Medical Benefits and Causation

Here, the Industrial Claim Appeals Office (“Panel”) affirmed the ALJ’s order requiring the respondents to pay for claimant’s hip surgery because the order was based on the resolution of competing medical opinions, which is well within the ALJ’s authority.

The claimant sustained an admitted industrial injury on December 27, 2013, when she slipped and fell onto her left side. The claimant was not immediately referred to an authorized provider and sought treatment with her chiropractor, Dr. Pool. In January of 2014, the respondents referred the claimant to the emergency room because there was no provider associated with her workers’ compensation claim. The claimant went to the St. Mary Corwin Hospital emergency room on January 9, 2014, and stated that she injured her left shoulder, arm, elbow and side. The claimant also described pain in her left buttock that radiated to her left lateral thigh. The examination of the claimant’s left hip was reported as normal except for “mild tenderness about the lateral aspect.” Claimant treated with Dr. Pool for almost three years.

Dr. Raschbacher performed an independent medical exam (“IME”) on November 15, 2015. Dr. Raschbacher opined that the claimant’s greater trochanteric bursitis was the most likely primary diagnosis to explain the claimant’s hip complaints. Dr. Raschbacher recommended discontinuing chiropractic treatment and referral for an orthopedic evaluation with consideration of injection and, if not successful, an MRI.

The claimant saw orthopedic surgeon, Dr. Danylchuk on February 16, 2016, and noted that the claimant’s most significant complaint at that time was her low back, but that she also reported left hip pain.
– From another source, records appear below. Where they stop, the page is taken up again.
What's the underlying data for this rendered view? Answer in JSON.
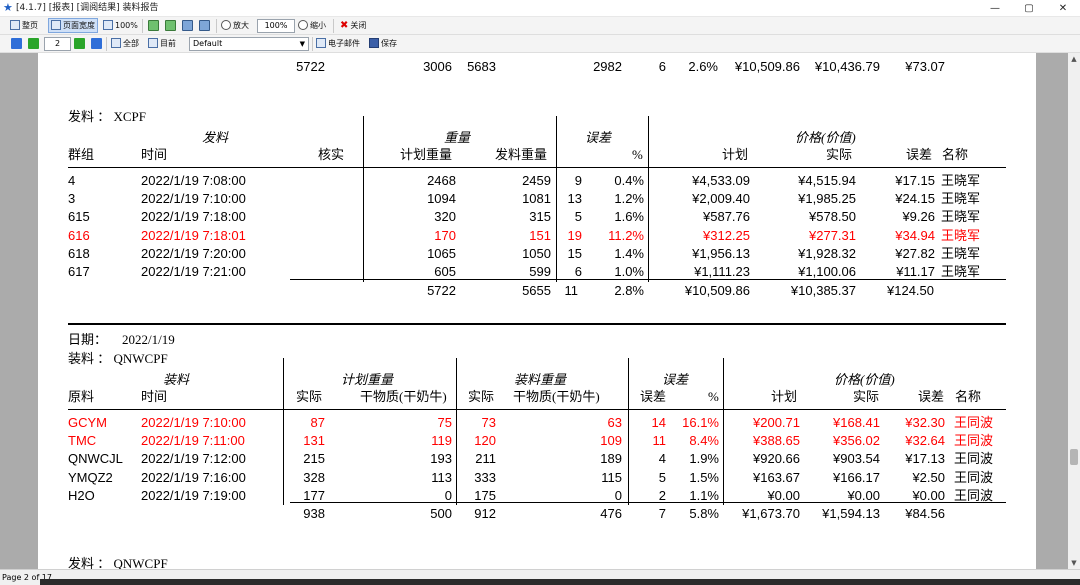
{
  "window": {
    "title": "[4.1.7] [报表] [调阅结果] 装料报告",
    "controls": [
      "—",
      "▢",
      "✕"
    ]
  },
  "toolbar1": [
    {
      "label": "整页",
      "icon": "page-icon"
    },
    {
      "label": "页面宽度",
      "icon": "page-width-icon"
    },
    {
      "label": "100%",
      "icon": "actual-size-icon"
    },
    {
      "label": "",
      "icon": "one-page-icon"
    },
    {
      "label": "",
      "icon": "two-page-icon"
    },
    {
      "label": "",
      "icon": "four-page-icon"
    },
    {
      "label": "",
      "icon": "multi-page-icon"
    },
    {
      "label": "放大",
      "icon": "zoom-in-icon"
    },
    {
      "label": "100%",
      "icon": "zoom-input"
    },
    {
      "label": "缩小",
      "icon": "zoom-out-icon"
    },
    {
      "label": "关闭",
      "icon": "close-icon"
    }
  ],
  "toolbar2": {
    "page_number": "2",
    "print_all": "全部",
    "print_current": "目前",
    "format_select": "Default",
    "email": "电子邮件",
    "save": "保存"
  },
  "status": {
    "page_text": "Page 2 of 17"
  },
  "report": {
    "top_total": [
      "5722",
      "3006",
      "5683",
      "2982",
      "6",
      "2.6%",
      "¥10,509.86",
      "¥10,436.79",
      "¥73.07"
    ],
    "section1": {
      "label": "发料 ： XCPF",
      "group_headers": [
        "发料",
        "重量",
        "误差",
        "价格(价值)"
      ],
      "col_headers": [
        "群组",
        "时间",
        "核实",
        "计划重量",
        "发料重量",
        "%",
        "计划",
        "实际",
        "误差",
        "名称"
      ],
      "rows": [
        {
          "c": [
            "4",
            "2022/1/19 7:08:00",
            "2468",
            "2459",
            "9",
            "0.4%",
            "¥4,533.09",
            "¥4,515.94",
            "¥17.15",
            "王晓军"
          ],
          "red": false
        },
        {
          "c": [
            "3",
            "2022/1/19 7:10:00",
            "1094",
            "1081",
            "13",
            "1.2%",
            "¥2,009.40",
            "¥1,985.25",
            "¥24.15",
            "王晓军"
          ],
          "red": false
        },
        {
          "c": [
            "615",
            "2022/1/19 7:18:00",
            "320",
            "315",
            "5",
            "1.6%",
            "¥587.76",
            "¥578.50",
            "¥9.26",
            "王晓军"
          ],
          "red": false
        },
        {
          "c": [
            "616",
            "2022/1/19 7:18:01",
            "170",
            "151",
            "19",
            "11.2%",
            "¥312.25",
            "¥277.31",
            "¥34.94",
            "王晓军"
          ],
          "red": true
        },
        {
          "c": [
            "618",
            "2022/1/19 7:20:00",
            "1065",
            "1050",
            "15",
            "1.4%",
            "¥1,956.13",
            "¥1,928.32",
            "¥27.82",
            "王晓军"
          ],
          "red": false
        },
        {
          "c": [
            "617",
            "2022/1/19 7:21:00",
            "605",
            "599",
            "6",
            "1.0%",
            "¥1,111.23",
            "¥1,100.06",
            "¥11.17",
            "王晓军"
          ],
          "red": false
        }
      ],
      "totals": [
        "5722",
        "5655",
        "11",
        "2.8%",
        "¥10,509.86",
        "¥10,385.37",
        "¥124.50"
      ]
    },
    "date_label": "日期：",
    "date_value": "2022/1/19",
    "section2": {
      "label": "装料 ： QNWCPF",
      "group_headers": [
        "装料",
        "计划重量",
        "装料重量",
        "误差",
        "价格(价值)"
      ],
      "col_headers": [
        "原料",
        "时间",
        "实际",
        "干物质(干奶牛)",
        "实际",
        "干物质(干奶牛)",
        "误差",
        "%",
        "计划",
        "实际",
        "误差",
        "名称"
      ],
      "rows": [
        {
          "c": [
            "GCYM",
            "2022/1/19 7:10:00",
            "87",
            "75",
            "73",
            "63",
            "14",
            "16.1%",
            "¥200.71",
            "¥168.41",
            "¥32.30",
            "王同波"
          ],
          "red": true
        },
        {
          "c": [
            "TMC",
            "2022/1/19 7:11:00",
            "131",
            "119",
            "120",
            "109",
            "11",
            "8.4%",
            "¥388.65",
            "¥356.02",
            "¥32.64",
            "王同波"
          ],
          "red": true
        },
        {
          "c": [
            "QNWCJL",
            "2022/1/19 7:12:00",
            "215",
            "193",
            "211",
            "189",
            "4",
            "1.9%",
            "¥920.66",
            "¥903.54",
            "¥17.13",
            "王同波"
          ],
          "red": false
        },
        {
          "c": [
            "YMQZ2",
            "2022/1/19 7:16:00",
            "328",
            "113",
            "333",
            "115",
            "5",
            "1.5%",
            "¥163.67",
            "¥166.17",
            "¥2.50",
            "王同波"
          ],
          "red": false
        },
        {
          "c": [
            "H2O",
            "2022/1/19 7:19:00",
            "177",
            "0",
            "175",
            "0",
            "2",
            "1.1%",
            "¥0.00",
            "¥0.00",
            "¥0.00",
            "王同波"
          ],
          "red": false
        }
      ],
      "totals": [
        "938",
        "500",
        "912",
        "476",
        "7",
        "5.8%",
        "¥1,673.70",
        "¥1,594.13",
        "¥84.56"
      ]
    },
    "next_label": "发料 ： QNWCPF"
  }
}
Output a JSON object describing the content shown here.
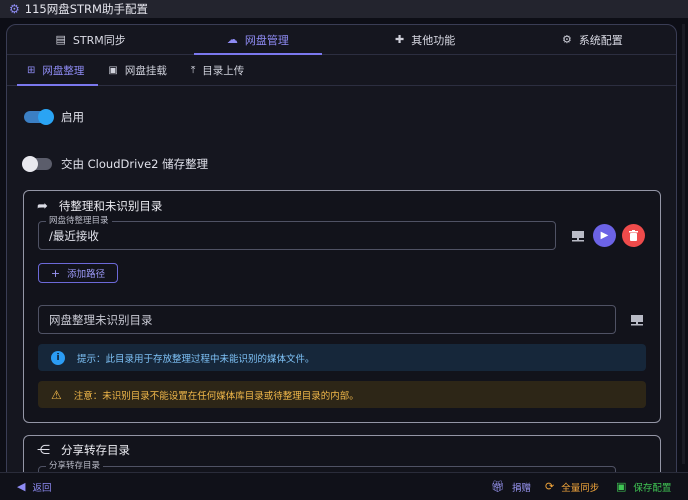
{
  "app": {
    "title": "115网盘STRM助手配置"
  },
  "main_tabs": [
    {
      "label": "STRM同步",
      "icon": "file-icon"
    },
    {
      "label": "网盘管理",
      "icon": "cloud-icon"
    },
    {
      "label": "其他功能",
      "icon": "puzzle-icon"
    },
    {
      "label": "系统配置",
      "icon": "gear-icon"
    }
  ],
  "sub_tabs": [
    {
      "label": "网盘整理",
      "icon": "sitemap-icon"
    },
    {
      "label": "网盘挂载",
      "icon": "monitor-icon"
    },
    {
      "label": "目录上传",
      "icon": "upload-icon"
    }
  ],
  "toggles": [
    {
      "label": "启用",
      "on": true
    },
    {
      "label": "交由 CloudDrive2 储存整理",
      "on": false
    }
  ],
  "pending_card": {
    "title": "待整理和未识别目录",
    "path_field": {
      "legend": "网盘待整理目录",
      "value": "/最近接收"
    },
    "add_path_label": "添加路径",
    "unrecognized_field": {
      "placeholder": "网盘整理未识别目录"
    },
    "info_alert": "提示：此目录用于存放整理过程中未能识别的媒体文件。",
    "warn_alert": "注意：未识别目录不能设置在任何媒体库目录或待整理目录的内部。"
  },
  "share_card": {
    "title": "分享转存目录",
    "field_legend": "分享转存目录"
  },
  "footer": {
    "back_label": "返回",
    "donate_label": "捐赠",
    "sync_label": "全量同步",
    "save_label": "保存配置"
  },
  "colors": {
    "accent": "#7b78ee",
    "run_button": "#6c63e6",
    "delete_button": "#ef4b4b",
    "footer_green": "#3fc553",
    "footer_orange": "#f0a43a"
  }
}
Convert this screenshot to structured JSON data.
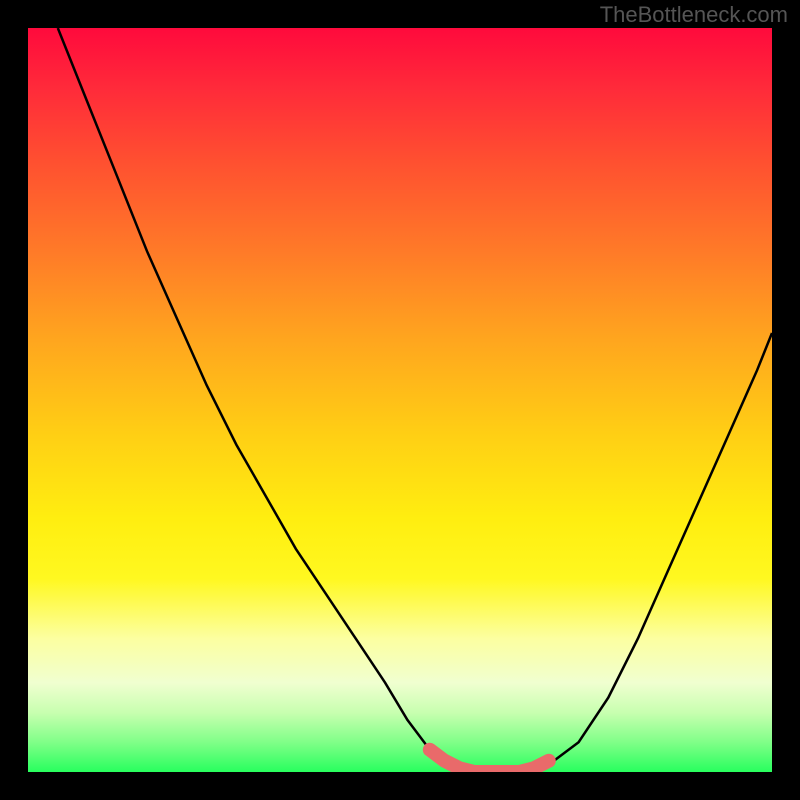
{
  "watermark": "TheBottleneck.com",
  "chart_data": {
    "type": "line",
    "title": "",
    "xlabel": "",
    "ylabel": "",
    "xlim": [
      0,
      100
    ],
    "ylim": [
      0,
      100
    ],
    "series": [
      {
        "name": "curve",
        "x": [
          4,
          8,
          12,
          16,
          20,
          24,
          28,
          32,
          36,
          40,
          44,
          48,
          51,
          54,
          57,
          60,
          62,
          66,
          70,
          74,
          78,
          82,
          86,
          90,
          94,
          98,
          100
        ],
        "y": [
          100,
          90,
          80,
          70,
          61,
          52,
          44,
          37,
          30,
          24,
          18,
          12,
          7,
          3,
          1,
          0,
          0,
          0,
          1,
          4,
          10,
          18,
          27,
          36,
          45,
          54,
          59
        ]
      },
      {
        "name": "trough-highlight",
        "x": [
          54,
          56,
          58,
          60,
          62,
          64,
          66,
          68,
          70
        ],
        "y": [
          3,
          1.5,
          0.5,
          0,
          0,
          0,
          0,
          0.5,
          1.5
        ]
      }
    ],
    "notes": "Gradient heat background from red (top) to green (bottom); black V-shaped curve with pink/red thick highlight at the minimum trough."
  }
}
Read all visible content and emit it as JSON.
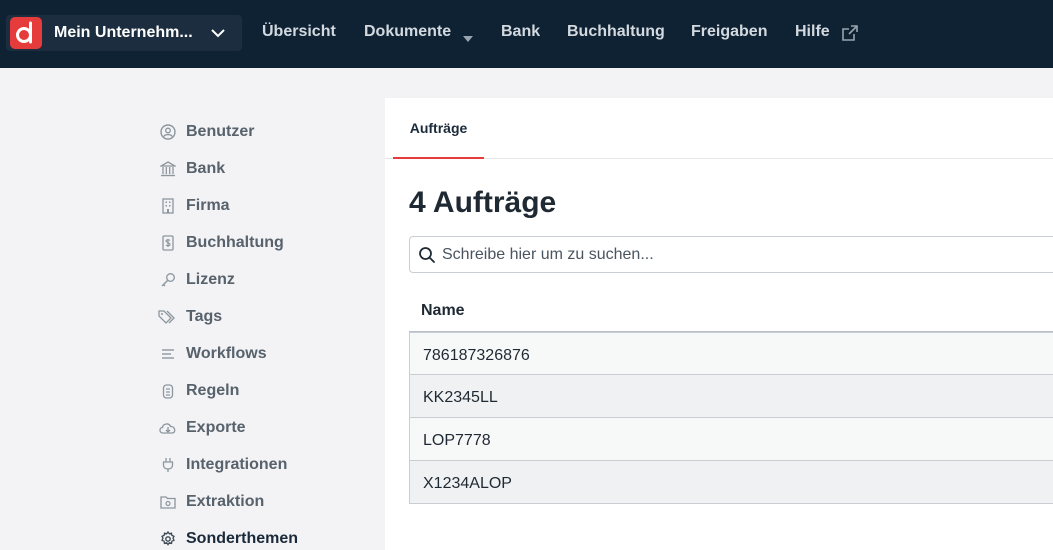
{
  "header": {
    "company_name": "Mein Unternehm...",
    "nav": {
      "overview": "Übersicht",
      "documents": "Dokumente",
      "bank": "Bank",
      "accounting": "Buchhaltung",
      "approvals": "Freigaben",
      "help": "Hilfe"
    }
  },
  "sidebar": {
    "items": [
      {
        "label": "Benutzer",
        "icon": "user-circle-icon"
      },
      {
        "label": "Bank",
        "icon": "bank-icon"
      },
      {
        "label": "Firma",
        "icon": "building-icon"
      },
      {
        "label": "Buchhaltung",
        "icon": "calculator-icon"
      },
      {
        "label": "Lizenz",
        "icon": "key-icon"
      },
      {
        "label": "Tags",
        "icon": "tags-icon"
      },
      {
        "label": "Workflows",
        "icon": "list-icon"
      },
      {
        "label": "Regeln",
        "icon": "rules-icon"
      },
      {
        "label": "Exporte",
        "icon": "cloud-download-icon"
      },
      {
        "label": "Integrationen",
        "icon": "plug-icon"
      },
      {
        "label": "Extraktion",
        "icon": "folder-icon"
      },
      {
        "label": "Sonderthemen",
        "icon": "gear-icon"
      }
    ],
    "active": "Sonderthemen"
  },
  "main": {
    "tab_label": "Aufträge",
    "title": "4 Aufträge",
    "search_placeholder": "Schreibe hier um zu suchen...",
    "column_header": "Name",
    "rows": [
      "786187326876",
      "KK2345LL",
      "LOP7778",
      "X1234ALOP"
    ]
  },
  "colors": {
    "brand": "#e63b3b",
    "topbar": "#0f2234"
  }
}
X-rays of the hip were normal. An MRI revealed a mildly displaced anterior superior labral tear. Dr. Danylchuk later administered a left greater trochanteric bursa injection. At her next appointment, the claimant reported that she received no benefit from the injection. Although Dr. Danylchuk recommended an intra-articular injection, the claimant declined and was referred to Dr. White.

Dr. White recommended surgery for the labral tear he opined was due to the injury.  Dr. Claimant obtained a IME who and concurred with Dr. White.  Respondents obtained an IME from a hip specialist, who disagreed and noted that the radiologic evidence supported only that the changes were chronic, degenerative and longstanding, and not caused by the work incident.

The ALJ credited the opinions of Dr. White and Claimant’s IME over that of Respondents’ IME, despite the superior qualifications of Respondents’ IME as a hip specialist.

On appeal, the Panel rejected Respondents’ contention that Dr. White did not perform a competent causation analysis.  The ALJ determined that the claimant proved by a preponderance of the evidence that her need for the hip surgery was proximately caused by her work injury. Indeed, because the question of the need for medical treatment is one of fact, the Panel must defer to the ALJ.

Olguin v. Texas Roadhouse, Inc., W.C. No. 4-965-734-03 (ICAO Mar. 6, 2018).

Would you like to know more? Contact Christin Bechmann at cbechmann@pollartmiller.com or 720.488.9586.

 

From the March 2018 Pollart Miller Newsletter

2019-01-29T09:12:19-07:00